ABOUT THIS TASK:
In the data, extract each line that holds the string "value".

(Saved data entries)
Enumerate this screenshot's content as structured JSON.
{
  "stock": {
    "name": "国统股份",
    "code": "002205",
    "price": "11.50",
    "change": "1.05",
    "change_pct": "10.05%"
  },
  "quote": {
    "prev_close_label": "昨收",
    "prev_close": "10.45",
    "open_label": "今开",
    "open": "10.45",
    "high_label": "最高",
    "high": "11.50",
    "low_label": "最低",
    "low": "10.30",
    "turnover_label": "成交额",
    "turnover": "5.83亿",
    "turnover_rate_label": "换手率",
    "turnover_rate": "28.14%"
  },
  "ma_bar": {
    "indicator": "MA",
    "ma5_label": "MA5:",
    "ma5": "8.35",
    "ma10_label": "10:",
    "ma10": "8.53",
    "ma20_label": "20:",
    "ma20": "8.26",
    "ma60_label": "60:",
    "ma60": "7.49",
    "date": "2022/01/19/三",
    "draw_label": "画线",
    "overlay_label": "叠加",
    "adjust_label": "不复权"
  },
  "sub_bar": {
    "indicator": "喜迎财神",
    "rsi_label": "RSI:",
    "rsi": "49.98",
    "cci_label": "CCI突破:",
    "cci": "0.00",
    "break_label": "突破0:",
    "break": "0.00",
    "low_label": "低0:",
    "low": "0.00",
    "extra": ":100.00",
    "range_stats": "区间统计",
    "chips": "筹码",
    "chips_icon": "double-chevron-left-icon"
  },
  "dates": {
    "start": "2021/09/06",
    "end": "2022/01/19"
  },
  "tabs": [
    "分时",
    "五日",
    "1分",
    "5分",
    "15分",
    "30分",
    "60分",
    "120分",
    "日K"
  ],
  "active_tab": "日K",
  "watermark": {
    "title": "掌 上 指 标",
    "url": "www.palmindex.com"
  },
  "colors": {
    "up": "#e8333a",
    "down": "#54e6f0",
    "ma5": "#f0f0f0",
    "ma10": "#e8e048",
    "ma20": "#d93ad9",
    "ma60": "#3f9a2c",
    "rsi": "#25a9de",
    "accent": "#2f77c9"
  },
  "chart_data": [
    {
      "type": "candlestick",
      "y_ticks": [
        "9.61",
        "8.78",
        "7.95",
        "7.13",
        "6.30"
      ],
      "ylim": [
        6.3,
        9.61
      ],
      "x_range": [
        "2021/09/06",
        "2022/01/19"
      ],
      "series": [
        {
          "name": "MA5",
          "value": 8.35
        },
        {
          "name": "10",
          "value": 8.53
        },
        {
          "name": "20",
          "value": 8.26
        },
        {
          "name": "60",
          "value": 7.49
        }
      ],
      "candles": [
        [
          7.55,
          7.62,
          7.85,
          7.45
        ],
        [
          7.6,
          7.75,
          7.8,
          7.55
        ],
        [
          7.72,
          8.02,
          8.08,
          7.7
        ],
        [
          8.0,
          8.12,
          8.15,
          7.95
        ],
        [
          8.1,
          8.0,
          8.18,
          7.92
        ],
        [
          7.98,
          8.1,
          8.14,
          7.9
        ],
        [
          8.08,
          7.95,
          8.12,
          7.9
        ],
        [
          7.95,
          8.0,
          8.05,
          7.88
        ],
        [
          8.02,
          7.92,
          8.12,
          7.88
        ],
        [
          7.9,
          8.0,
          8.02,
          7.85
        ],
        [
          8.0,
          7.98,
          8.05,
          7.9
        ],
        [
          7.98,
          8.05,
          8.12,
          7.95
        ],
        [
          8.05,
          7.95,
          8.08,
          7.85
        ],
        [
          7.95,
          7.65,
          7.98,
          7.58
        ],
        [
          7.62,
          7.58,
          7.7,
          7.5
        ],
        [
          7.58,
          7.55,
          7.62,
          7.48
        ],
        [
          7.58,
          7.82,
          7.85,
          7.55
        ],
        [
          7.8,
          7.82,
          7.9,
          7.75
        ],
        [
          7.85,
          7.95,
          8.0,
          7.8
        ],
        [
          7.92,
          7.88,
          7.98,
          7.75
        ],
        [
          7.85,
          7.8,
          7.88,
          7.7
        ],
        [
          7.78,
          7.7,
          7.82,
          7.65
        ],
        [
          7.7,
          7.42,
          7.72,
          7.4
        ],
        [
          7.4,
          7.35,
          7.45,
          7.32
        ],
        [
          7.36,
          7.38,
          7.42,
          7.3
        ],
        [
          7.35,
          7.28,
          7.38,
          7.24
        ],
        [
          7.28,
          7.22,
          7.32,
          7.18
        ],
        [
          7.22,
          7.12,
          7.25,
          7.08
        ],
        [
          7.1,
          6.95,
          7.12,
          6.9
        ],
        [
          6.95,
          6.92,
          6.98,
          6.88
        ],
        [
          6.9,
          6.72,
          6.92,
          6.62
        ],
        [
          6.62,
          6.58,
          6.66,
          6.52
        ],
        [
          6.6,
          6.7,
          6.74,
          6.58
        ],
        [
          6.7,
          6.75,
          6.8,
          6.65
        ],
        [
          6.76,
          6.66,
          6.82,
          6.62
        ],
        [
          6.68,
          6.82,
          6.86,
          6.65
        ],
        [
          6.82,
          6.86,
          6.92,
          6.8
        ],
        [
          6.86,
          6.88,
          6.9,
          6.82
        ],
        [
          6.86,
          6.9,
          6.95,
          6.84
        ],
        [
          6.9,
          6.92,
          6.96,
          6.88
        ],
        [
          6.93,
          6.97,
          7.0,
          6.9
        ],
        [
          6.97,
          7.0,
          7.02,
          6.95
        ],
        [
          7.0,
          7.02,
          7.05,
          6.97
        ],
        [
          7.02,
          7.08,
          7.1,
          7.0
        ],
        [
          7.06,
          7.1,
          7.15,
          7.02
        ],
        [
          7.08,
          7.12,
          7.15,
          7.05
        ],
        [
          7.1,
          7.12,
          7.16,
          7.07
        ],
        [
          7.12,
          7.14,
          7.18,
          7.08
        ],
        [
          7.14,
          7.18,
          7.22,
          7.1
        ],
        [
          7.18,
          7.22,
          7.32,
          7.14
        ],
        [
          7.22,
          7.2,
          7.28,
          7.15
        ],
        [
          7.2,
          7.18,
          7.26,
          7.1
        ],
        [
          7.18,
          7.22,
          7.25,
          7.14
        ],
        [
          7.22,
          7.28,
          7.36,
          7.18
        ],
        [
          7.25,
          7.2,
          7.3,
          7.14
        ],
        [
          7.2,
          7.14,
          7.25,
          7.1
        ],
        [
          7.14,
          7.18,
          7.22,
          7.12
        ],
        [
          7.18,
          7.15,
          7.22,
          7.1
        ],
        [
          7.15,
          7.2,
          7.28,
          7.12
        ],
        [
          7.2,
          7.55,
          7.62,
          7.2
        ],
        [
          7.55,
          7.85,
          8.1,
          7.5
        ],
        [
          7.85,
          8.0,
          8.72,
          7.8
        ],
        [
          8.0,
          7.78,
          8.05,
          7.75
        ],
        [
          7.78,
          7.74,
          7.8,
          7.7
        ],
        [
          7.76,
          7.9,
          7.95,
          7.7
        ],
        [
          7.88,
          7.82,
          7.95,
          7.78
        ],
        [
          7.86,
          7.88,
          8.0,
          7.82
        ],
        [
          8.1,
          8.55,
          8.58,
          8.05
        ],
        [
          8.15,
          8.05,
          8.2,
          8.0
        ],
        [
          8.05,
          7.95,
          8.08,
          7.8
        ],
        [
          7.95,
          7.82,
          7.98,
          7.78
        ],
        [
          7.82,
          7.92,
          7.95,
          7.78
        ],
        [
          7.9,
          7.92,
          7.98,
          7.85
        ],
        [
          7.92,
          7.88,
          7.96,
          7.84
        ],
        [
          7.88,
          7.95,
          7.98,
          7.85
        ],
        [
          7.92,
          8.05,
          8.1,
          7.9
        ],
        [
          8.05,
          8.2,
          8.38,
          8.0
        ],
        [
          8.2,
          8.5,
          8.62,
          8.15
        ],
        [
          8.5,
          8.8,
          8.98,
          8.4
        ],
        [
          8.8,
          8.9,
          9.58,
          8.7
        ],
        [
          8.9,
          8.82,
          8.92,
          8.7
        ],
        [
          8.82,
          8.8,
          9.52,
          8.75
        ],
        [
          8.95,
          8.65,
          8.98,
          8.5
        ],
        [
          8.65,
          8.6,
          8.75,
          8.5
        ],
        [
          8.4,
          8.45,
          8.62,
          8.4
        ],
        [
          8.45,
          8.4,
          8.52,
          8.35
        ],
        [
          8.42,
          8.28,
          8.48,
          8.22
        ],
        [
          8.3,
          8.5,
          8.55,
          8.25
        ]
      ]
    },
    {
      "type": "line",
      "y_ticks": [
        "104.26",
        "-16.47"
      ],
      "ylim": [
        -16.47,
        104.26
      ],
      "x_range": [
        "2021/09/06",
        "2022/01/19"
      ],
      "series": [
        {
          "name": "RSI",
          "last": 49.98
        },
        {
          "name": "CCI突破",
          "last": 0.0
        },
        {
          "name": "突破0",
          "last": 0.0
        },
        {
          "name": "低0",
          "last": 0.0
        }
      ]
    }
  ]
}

RESPONSE BELOW:
          "value": 8.35
          "value": 8.53
          "value": 8.26
          "value": 7.49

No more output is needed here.